I am an assistant professor in applied consumer analytics and strategic communication in the Department of Financial Planning, Housing and Consumer Economics at the University of Georgia. I received my Ph.D. from the Annenberg School for Communication, University of Pennsylvania.
My scholarship is at the intersection of computational social science, visual media, and science communication. My research applies cutting-edge computer vision methods to investigate the production and effects of visual messages across different communication contexts. Some examples include visual portrayals of politicians, images of climate change, COVID-19 visualizations, and fitspiration images on Instagram. My recent research, funded by the National Science Foundation, examines how attributes of misinformation claims in visual formats (e.g., photographs, videos, memes, and infographics) influence viewers’ credibility perceptions.
I also study science communication, with a focus on public perceptions of artificial intelligence technologies, such as facial recognition and self-driving cars. I am particularly interested in how emerging AI technologies are connected to debates about inequality and social justice and how these factors affect public opinions. In the wake of the pandemic, I develop a line of research on the polarization of science, which demonstrates the importance of ideologies in shaping our responses to issues such as COVID-19, vaccination, and AI applications.
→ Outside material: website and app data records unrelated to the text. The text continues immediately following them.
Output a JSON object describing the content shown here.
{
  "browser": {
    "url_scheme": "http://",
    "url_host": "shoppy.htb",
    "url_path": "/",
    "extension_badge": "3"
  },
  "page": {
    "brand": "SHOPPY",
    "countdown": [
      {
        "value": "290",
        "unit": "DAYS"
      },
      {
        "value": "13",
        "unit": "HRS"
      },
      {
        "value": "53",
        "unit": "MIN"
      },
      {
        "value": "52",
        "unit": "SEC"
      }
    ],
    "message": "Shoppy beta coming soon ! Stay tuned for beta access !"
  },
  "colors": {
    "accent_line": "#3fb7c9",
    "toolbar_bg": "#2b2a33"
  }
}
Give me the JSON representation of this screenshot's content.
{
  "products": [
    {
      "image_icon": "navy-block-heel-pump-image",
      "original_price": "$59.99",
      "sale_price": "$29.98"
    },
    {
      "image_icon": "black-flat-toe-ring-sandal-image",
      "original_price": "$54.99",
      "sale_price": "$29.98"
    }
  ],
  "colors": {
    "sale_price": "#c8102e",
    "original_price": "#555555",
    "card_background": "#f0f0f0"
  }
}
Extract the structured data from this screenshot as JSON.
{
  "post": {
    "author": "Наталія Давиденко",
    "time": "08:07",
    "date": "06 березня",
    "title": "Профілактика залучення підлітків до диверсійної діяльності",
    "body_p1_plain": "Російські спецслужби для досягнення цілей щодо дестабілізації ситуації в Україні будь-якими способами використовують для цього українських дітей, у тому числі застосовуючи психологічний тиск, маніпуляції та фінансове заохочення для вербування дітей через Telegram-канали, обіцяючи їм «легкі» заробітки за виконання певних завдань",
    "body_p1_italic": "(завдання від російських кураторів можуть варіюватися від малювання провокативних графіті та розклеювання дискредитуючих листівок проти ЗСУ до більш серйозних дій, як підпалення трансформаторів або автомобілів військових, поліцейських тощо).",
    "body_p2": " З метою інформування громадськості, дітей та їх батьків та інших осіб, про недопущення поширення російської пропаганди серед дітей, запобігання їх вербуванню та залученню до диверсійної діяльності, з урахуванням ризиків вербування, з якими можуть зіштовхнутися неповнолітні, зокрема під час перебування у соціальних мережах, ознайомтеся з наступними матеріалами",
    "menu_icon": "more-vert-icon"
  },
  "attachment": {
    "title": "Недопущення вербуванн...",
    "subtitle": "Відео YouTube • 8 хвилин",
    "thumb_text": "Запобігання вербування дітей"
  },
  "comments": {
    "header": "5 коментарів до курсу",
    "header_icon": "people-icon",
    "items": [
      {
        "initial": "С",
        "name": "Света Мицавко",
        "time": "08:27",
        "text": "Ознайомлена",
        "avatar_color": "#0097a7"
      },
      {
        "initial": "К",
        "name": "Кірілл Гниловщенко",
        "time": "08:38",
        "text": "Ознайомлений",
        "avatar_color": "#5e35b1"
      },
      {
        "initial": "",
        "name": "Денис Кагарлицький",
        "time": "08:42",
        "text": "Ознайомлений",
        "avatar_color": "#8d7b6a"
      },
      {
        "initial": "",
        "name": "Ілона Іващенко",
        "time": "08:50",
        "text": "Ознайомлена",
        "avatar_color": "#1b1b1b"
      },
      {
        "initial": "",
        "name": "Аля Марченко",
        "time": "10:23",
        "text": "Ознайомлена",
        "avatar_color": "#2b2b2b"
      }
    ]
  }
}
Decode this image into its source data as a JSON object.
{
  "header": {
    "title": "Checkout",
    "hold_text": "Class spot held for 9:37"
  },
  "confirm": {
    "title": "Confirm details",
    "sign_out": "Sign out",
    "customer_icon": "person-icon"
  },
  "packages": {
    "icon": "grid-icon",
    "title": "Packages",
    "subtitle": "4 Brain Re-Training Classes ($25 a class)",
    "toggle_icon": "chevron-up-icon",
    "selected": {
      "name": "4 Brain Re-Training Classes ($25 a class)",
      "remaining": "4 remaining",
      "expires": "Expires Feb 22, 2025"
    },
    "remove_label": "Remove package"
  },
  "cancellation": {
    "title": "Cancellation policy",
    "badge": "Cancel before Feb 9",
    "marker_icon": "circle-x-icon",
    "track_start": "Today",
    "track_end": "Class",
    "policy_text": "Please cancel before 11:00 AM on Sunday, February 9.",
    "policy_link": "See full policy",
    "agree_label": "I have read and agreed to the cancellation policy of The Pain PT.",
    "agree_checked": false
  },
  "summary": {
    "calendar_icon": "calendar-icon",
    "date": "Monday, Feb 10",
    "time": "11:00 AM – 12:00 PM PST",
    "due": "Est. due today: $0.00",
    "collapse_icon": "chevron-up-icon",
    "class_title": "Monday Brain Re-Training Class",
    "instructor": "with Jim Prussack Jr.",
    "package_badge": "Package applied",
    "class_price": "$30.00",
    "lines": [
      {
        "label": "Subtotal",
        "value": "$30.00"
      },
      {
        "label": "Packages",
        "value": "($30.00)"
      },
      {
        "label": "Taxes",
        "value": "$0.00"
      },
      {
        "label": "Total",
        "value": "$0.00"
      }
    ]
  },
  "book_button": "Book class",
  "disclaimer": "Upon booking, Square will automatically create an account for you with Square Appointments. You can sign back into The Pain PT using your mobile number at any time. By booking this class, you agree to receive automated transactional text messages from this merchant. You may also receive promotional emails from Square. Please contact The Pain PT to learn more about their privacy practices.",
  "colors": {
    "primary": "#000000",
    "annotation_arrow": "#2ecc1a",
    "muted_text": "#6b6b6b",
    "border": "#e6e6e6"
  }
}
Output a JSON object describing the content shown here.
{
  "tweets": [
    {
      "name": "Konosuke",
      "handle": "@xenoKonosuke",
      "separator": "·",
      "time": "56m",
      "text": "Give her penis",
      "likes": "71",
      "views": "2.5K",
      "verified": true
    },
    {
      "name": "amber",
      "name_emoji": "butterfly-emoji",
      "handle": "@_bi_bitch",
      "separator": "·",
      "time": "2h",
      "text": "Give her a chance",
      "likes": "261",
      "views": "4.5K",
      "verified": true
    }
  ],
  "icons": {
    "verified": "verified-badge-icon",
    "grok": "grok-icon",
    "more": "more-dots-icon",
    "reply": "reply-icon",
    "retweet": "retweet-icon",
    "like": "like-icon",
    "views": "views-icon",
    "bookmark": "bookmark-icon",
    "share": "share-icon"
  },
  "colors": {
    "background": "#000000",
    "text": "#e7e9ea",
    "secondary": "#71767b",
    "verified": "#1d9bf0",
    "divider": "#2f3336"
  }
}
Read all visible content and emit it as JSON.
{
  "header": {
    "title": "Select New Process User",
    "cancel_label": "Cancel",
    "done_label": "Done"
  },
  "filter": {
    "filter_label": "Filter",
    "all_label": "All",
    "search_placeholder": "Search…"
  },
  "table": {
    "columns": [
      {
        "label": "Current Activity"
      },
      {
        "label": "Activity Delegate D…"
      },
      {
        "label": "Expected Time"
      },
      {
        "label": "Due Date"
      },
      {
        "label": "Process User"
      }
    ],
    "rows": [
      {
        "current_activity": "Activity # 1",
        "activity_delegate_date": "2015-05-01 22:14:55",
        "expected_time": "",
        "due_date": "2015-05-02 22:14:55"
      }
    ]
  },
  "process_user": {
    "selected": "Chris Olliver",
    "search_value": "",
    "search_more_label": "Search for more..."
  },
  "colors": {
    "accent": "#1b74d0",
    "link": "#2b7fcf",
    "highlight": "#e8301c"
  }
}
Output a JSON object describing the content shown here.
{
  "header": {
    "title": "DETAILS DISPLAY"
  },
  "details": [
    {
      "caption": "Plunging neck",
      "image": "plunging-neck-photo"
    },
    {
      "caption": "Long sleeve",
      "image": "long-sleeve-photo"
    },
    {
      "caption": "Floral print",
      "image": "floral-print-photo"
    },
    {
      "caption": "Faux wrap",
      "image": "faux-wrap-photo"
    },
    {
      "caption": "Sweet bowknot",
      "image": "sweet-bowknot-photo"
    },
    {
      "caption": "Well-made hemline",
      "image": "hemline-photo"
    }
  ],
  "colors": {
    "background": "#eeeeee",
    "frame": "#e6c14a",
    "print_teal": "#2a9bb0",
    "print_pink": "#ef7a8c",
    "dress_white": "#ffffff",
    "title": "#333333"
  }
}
My works have been published (or are forthcoming) in leading venues in multiple social science disciplines, including the Journal of Communication, Communication Research, New Media & Society, the International Journal of Press/Politics, Sociological Methods & Research, Public Understanding of Science, Risk Analysis, and the Proceedings of ACM Conference on Human Factors in Computing Systems. I have received multiple top paper awards from the International Communication Association and the National Communication Association.
I received my M.A. degree from the University of Wisconsin–Madison and B.S. degree from Peking University. I enjoy photography, hiking, camping, biking, museums, movies, open-world video games, and science writing for the general public.
- Our study “Fitspiration on Instagram: Identifying topic clusters in user comments to posts with objectification features” in Health Communication (coauthored with Volha Murashka and Jiaying Liu) is featured by ABC WBAY. Super fun project to look at how fitspiration accounts on Instagram use self-objectification and how these strategies affect audience comments.
- My paper “Politics of COVID-19 vaccine mandates: Left/right-wing authoritarianism, social dominance orientation, and libertarianism” is online at Personality and Individual Differences.
- Our paper “Image Clustering: An Unsupervised Approach to Categorize Visual Data in Social Science Research” (coauthored with Han Zhang) is online! Check this tweet summary.
- Our grant “Understanding how visual features of misinformation influence credibility perceptions” (with Cindy Shen) is awarded by the National Science Foundation!
- Our paper on the morality of COVID-19 messages on Facebook (coauthored with Brin Xu) is accepted for presentation at ACCI 2022.
- My article on how ideological components predict COVID-19 perceptions is now published in Risk Analysis. You can also read a news release on the article or my tweet summary.
- On Feb 11, I will give a talk about “emerging directions of computer vision applications in social science research” for the Agricultural Data Science program at the University of Georgia.
- Five papers accepted at ICA 2022!
- Our paper “Image Clustering: An Unsupervised Approach to Categorize Visual Data in Social Science Research” (coauthored with Han Zhang) is now forthcoming at Sociological Methods & Research. Check our preprint!
- Excited that I received a top paper award from the National Communication Association.
- My paper “Athec: A Python Library for Computational Aesthetic Analysis of Visual Media in Social Science Research” is now forthcoming in the Special issue “Images as Data” at Computational Communication Research. You can read the preprint or experiment with the codes.